- _ENTRIES SUPPLIED_:
--------

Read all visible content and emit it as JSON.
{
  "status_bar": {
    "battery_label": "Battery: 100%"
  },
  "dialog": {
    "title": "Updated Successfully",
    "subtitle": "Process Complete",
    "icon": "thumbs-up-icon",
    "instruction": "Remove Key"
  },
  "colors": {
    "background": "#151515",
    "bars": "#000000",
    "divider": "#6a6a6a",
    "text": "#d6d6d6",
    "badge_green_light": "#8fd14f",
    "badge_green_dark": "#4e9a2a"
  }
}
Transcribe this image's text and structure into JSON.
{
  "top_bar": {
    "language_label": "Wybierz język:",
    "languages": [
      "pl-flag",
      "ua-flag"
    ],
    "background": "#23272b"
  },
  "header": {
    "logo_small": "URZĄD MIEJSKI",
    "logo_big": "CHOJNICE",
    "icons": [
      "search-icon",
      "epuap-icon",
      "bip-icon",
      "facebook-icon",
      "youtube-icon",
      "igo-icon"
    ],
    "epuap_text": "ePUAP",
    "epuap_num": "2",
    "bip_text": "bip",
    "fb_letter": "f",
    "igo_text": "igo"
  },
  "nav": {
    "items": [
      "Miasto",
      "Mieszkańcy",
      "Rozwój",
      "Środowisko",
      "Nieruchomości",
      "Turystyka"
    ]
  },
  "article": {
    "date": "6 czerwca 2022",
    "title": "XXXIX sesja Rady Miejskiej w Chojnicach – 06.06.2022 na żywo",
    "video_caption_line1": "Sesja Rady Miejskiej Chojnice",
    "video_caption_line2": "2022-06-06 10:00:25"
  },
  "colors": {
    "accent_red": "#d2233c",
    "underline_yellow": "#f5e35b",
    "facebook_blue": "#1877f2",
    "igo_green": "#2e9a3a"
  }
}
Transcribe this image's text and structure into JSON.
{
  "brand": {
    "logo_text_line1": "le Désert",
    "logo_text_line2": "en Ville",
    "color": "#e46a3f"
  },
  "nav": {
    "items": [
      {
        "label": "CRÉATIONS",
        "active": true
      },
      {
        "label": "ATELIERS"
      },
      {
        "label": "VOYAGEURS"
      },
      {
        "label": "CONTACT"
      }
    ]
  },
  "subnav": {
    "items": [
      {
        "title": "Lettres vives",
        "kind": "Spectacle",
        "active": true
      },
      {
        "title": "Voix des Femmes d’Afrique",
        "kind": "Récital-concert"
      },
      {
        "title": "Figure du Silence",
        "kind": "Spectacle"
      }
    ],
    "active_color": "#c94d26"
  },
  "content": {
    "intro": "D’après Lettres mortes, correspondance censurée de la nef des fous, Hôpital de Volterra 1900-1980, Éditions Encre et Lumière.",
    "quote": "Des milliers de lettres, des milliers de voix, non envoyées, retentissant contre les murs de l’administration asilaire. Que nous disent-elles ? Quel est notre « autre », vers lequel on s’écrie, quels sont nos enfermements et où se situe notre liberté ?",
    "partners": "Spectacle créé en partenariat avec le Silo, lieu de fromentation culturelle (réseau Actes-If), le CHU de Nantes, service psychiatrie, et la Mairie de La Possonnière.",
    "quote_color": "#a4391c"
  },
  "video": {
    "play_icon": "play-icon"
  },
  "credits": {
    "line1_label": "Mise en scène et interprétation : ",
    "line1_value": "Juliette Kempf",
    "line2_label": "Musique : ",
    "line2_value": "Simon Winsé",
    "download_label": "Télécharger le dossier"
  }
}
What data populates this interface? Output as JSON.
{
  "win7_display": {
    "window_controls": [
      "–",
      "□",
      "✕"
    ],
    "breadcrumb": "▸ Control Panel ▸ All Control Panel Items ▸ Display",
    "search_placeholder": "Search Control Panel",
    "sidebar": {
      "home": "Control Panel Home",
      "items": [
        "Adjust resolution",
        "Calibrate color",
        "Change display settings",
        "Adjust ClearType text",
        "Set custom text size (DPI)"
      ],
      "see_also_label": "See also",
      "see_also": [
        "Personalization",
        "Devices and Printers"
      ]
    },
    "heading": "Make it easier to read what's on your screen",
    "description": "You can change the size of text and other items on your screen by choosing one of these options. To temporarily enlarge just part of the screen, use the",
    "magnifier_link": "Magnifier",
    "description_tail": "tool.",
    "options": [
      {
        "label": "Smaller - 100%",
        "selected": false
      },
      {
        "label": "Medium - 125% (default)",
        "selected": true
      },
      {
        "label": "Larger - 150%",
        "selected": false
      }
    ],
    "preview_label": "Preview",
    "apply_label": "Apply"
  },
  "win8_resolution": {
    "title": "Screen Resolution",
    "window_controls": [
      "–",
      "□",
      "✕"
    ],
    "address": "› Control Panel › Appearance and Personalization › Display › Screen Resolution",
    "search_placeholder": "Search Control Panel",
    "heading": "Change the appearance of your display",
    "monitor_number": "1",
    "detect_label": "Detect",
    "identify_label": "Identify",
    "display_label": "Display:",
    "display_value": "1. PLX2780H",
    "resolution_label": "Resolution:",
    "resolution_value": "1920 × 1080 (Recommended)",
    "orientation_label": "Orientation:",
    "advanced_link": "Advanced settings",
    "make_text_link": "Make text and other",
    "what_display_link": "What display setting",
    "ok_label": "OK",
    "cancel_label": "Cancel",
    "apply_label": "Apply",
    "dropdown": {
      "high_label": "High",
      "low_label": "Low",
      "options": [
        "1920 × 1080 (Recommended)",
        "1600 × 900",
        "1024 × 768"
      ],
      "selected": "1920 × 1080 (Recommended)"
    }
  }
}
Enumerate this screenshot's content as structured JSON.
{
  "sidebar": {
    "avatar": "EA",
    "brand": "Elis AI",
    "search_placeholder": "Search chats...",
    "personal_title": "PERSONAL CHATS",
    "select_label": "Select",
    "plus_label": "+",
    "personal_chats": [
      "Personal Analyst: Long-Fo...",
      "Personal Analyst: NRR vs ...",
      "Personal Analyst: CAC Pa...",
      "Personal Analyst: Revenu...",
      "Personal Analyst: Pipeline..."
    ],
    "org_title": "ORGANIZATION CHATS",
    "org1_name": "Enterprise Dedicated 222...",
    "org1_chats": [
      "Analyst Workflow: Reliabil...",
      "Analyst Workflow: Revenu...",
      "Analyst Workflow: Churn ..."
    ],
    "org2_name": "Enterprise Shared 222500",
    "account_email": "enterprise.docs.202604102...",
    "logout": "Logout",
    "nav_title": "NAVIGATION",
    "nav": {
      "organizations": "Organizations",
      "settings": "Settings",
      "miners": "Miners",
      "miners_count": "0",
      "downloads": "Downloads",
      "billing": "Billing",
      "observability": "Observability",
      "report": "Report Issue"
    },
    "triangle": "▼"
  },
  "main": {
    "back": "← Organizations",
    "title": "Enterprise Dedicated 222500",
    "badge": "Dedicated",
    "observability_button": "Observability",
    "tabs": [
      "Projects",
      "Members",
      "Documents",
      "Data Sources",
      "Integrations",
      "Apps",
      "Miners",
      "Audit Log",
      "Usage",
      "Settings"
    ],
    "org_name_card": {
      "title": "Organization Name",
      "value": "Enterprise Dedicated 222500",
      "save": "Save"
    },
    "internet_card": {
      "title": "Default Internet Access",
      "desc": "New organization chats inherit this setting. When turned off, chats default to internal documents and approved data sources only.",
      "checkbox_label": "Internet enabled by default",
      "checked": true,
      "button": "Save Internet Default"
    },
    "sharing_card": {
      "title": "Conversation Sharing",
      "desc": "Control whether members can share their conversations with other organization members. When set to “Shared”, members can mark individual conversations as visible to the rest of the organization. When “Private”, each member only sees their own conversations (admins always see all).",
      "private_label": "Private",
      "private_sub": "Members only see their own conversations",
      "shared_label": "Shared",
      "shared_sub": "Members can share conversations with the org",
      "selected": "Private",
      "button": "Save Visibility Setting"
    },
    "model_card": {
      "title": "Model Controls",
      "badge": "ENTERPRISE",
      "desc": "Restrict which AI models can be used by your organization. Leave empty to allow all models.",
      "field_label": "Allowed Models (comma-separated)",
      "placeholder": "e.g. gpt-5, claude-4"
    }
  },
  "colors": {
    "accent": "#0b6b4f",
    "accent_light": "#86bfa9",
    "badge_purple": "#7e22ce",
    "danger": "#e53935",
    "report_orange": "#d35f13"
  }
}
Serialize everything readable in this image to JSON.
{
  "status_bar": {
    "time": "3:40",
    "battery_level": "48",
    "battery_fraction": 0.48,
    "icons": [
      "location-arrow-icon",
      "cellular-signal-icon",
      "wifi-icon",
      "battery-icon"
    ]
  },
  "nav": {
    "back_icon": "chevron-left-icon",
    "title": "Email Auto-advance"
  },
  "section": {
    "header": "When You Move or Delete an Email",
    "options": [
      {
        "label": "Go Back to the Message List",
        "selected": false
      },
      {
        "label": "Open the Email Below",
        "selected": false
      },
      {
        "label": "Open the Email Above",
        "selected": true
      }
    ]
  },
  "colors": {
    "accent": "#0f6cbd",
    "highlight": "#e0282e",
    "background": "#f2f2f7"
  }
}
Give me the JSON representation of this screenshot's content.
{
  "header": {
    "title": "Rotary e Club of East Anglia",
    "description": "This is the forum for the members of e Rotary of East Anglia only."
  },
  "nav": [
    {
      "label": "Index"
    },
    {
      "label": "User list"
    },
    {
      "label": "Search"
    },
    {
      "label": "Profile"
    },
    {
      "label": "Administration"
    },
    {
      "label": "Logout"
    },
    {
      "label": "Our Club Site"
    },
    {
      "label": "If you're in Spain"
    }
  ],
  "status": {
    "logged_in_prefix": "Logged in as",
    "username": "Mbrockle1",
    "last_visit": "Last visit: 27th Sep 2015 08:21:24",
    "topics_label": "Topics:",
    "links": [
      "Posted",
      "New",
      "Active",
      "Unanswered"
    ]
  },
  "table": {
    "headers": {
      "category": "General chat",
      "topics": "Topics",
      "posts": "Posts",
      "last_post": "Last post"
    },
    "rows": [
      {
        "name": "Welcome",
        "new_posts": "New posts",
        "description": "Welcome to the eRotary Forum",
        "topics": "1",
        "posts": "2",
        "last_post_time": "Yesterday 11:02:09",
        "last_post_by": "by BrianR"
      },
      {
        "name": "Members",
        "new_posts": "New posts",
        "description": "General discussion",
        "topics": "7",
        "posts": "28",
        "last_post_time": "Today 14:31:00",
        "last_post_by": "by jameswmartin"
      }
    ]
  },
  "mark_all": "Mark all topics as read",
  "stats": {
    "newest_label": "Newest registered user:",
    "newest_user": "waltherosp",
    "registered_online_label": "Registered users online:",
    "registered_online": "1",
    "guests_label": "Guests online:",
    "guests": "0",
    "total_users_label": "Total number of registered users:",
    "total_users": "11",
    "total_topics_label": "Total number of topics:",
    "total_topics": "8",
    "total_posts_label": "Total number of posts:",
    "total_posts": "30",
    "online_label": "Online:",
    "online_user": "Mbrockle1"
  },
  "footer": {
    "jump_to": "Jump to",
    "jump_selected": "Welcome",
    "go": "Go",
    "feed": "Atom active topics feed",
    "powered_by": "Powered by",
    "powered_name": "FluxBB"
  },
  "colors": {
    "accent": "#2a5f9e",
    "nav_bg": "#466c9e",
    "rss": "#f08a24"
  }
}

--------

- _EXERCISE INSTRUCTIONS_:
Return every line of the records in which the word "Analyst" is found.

- _SOLVED PROBLEM_:
      "Personal Analyst: Long-Fo...",
      "Personal Analyst: NRR vs ...",
      "Personal Analyst: CAC Pa...",
      "Personal Analyst: Revenu...",
      "Personal Analyst: Pipeline..."
      "Analyst Workflow: Reliabil...",
      "Analyst Workflow: Revenu...",
      "Analyst Workflow: Churn ..."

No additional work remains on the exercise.